If these outlets name the wrong person, that certainly creates liability, as the news outlets that identified the wrong two men as the Boston Marathon bombing suspects found out rather quickly. (And in the Navy shipyard shooting, and in Aurora, and in the Atlanta Olympics bombing, etc etc etc…) Bakaj and Zaid are spot on in that regard, but truth in reporting is a pretty solid defense against claims such as this. Government workers don’t have special claims to protection against investigative reporting or for anonymity in reporting on news stories, whether they blow whistles or not.

This might end up not being much of a choice for Bakaj’s client anyway. If Democrats vote to impeach Trump, a trial must begin in the Senate, where Republicans will control all of the processes that Schiff currently controls. It’s all but certain that Senate Republicans will take a very keen interest in just how this all started, and might start issuing subpoenas to House attorneys to testify as to their contacts with this whistleblower. They could also subpoena the whistleblower himself, although certain safeguards would still apply, but it might be sufficient to force transparency on House committee staffers in establishing who participated in this whistleblowing, at what time, and for what purpose.

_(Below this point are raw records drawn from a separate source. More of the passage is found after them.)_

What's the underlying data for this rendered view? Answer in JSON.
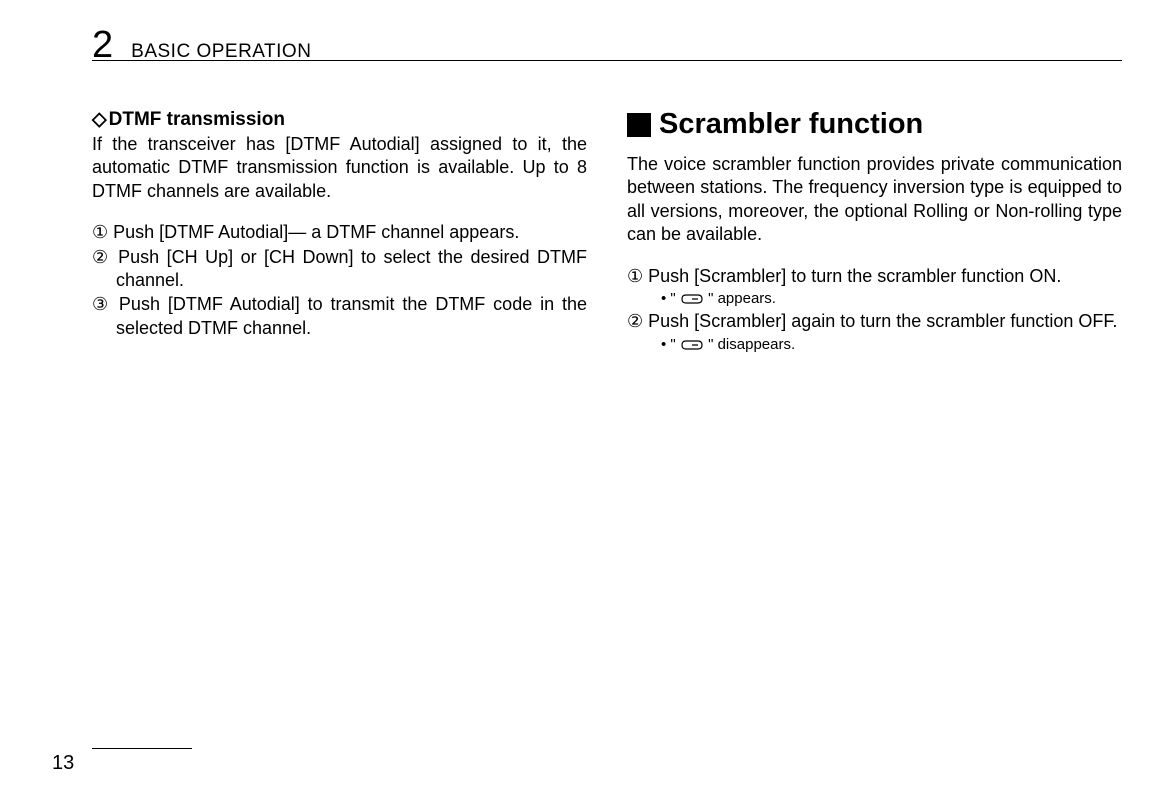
{
  "header": {
    "chapter_number": "2",
    "chapter_title": "BASIC OPERATION"
  },
  "left_column": {
    "section_title": "DTMF transmission",
    "intro": "If the transceiver has [DTMF Autodial] assigned to it, the automatic DTMF transmission function is available. Up to 8 DTMF channels are available.",
    "steps": [
      {
        "marker": "①",
        "text": "Push [DTMF Autodial]— a DTMF channel appears."
      },
      {
        "marker": "②",
        "text": "Push [CH Up] or [CH Down] to select the desired DTMF channel."
      },
      {
        "marker": "③",
        "text": "Push [DTMF Autodial] to transmit the DTMF code in the selected DTMF channel."
      }
    ]
  },
  "right_column": {
    "heading": "Scrambler function",
    "intro": "The voice scrambler function provides private communication between stations. The frequency inversion type is equipped to all versions, moreover, the optional Rolling or Non-rolling type can be available.",
    "steps": [
      {
        "marker": "①",
        "text": "Push [Scrambler] to turn the scrambler function ON.",
        "note_prefix": "• \" ",
        "note_suffix": " \" appears."
      },
      {
        "marker": "②",
        "text": "Push [Scrambler] again to turn the scrambler function OFF.",
        "note_prefix": "• \" ",
        "note_suffix": " \" disappears."
      }
    ]
  },
  "page_number": "13"
}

At any rate, the fact that Democrats no longer want the whistleblower to participate in this process is not going to deter Republicans from pursuing this issue. In fact, it might just raise a big red flag for Lindsey Graham when — or if — he gets the case.